Multiple Sclerosis (MS) is a chronic illness and one of the leading causes of severe disability. It is an auto-immune disease that often develops in adulthood, but can occur at any age – there is even a childhood form. The brain and spinal cord is surrounded by a fatty myelin sheath that transmits messages from the brain. MS interrupts those messages which result in a diverse range of symptoms including paralysis, lack of coordination, blindness, speech difficulties, fatigue and brain fog. MS can result in hidden disability or obvious disability.
New treatments are effective but they may not suit everyone. They don’t change the likely result of disability, although they do delay its progression.
My journey with MS by Suzie Linton, Communications Advisor
Kia ora koutou katoa
In 2008 while living in London I suffered a severe bout of flu, the 10 days flat-on-your-back in bed too sick to eat or watch TV kind. As I emerged from my sick bed, I noticed a small black spot in the vision of my left eye. It grew over the next couple of days and I presented at A&E. I had a deep thumping headache too and my brain didn’t seem to be working correctly. It was hard to know what was going on as I kept hitting my head on the kitchen cupboard because I was blind in one eye.
After a couple of days and a couple of hospital visits, I was diagnosed with Optic Neuritis which resolved itself in less than six weeks. I wasn’t told of its almost certain link with MS, I found that out myself when I got home and consulted Dr Google. When I asked the consultant about it on my next visit they denied the strong link and offered my anti-depressants.
The next few years were uneventful, although there were things like speech impediments, footdrop, poor balance and memory that would happen from time to time. Mostly I was well.
Roll on to 2014. I had just moved back to NZ when I noticed my foot was slipping off the accelerator pedal as I drove back from holiday. I had no strength and strange pain around my torso. Then I fell over in the mall twice, my extremities started tingling and three of my limbs stopped working.
I went to the doctor thinking I had strange back pain, only to walk out with a possible diagnosis of MS and an appointment at Wellington Neurology Department for 8am the next morning. They confirmed the suspected diagnosis and requested an MRI to confirm it – the result was positive.
What followed was the most difficult year of my life. My level of disability had continued to progress and I found walking and dressing difficult, I had a severe speech impediment. I didn’t feel safe driving my car, which I realised later was due to changes to my spatial awareness. I cried a lot and spent that year on the sickness benefit – even though I was applying for jobs no one wanted to hire me. The drugs available at that time sounded as bad as the disease.
In 2014 Pharmac decided to fund some modern MS treatments. I asked to be put on one of them and started on it early in 2015, just after my partner had moved to NZ.
Almost immediately I started to recover. The next couple of years saw recovery beyond what I had imagined was possible.

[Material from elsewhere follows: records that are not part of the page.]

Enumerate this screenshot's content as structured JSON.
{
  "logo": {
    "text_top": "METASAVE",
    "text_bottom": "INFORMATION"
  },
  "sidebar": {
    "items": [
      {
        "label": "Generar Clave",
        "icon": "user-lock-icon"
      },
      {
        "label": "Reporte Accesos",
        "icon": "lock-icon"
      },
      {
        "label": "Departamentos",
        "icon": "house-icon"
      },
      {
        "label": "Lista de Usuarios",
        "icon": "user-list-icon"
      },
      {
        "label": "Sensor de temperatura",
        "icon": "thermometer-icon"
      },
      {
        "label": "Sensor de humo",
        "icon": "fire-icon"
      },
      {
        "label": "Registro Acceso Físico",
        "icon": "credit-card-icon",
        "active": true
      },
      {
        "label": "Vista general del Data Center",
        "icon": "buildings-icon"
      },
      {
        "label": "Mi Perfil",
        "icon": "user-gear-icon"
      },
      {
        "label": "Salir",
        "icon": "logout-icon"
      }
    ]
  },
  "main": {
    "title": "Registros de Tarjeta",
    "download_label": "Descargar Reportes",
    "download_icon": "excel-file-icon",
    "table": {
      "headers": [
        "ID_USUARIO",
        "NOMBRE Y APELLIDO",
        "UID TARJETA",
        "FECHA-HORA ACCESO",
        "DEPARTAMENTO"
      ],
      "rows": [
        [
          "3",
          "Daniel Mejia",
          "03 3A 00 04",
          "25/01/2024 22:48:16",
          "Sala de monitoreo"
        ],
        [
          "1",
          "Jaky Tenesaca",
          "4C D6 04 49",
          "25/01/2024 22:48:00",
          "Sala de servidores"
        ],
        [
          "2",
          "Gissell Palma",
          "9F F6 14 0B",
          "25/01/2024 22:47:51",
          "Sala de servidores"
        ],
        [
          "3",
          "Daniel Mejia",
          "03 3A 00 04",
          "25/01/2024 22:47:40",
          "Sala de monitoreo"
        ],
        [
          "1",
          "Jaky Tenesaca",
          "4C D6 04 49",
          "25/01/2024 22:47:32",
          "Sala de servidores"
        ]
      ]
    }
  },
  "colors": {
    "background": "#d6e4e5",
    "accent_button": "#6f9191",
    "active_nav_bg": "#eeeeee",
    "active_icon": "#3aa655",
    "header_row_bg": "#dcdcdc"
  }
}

There are some side effects from the drug so I’m meeting with doctors next month to talk about changing to a different medication. I suspect changing from one drug to another may be a little rocky and I can only hope it works as well as the earlier one has…
Kia kaha e hoa mahi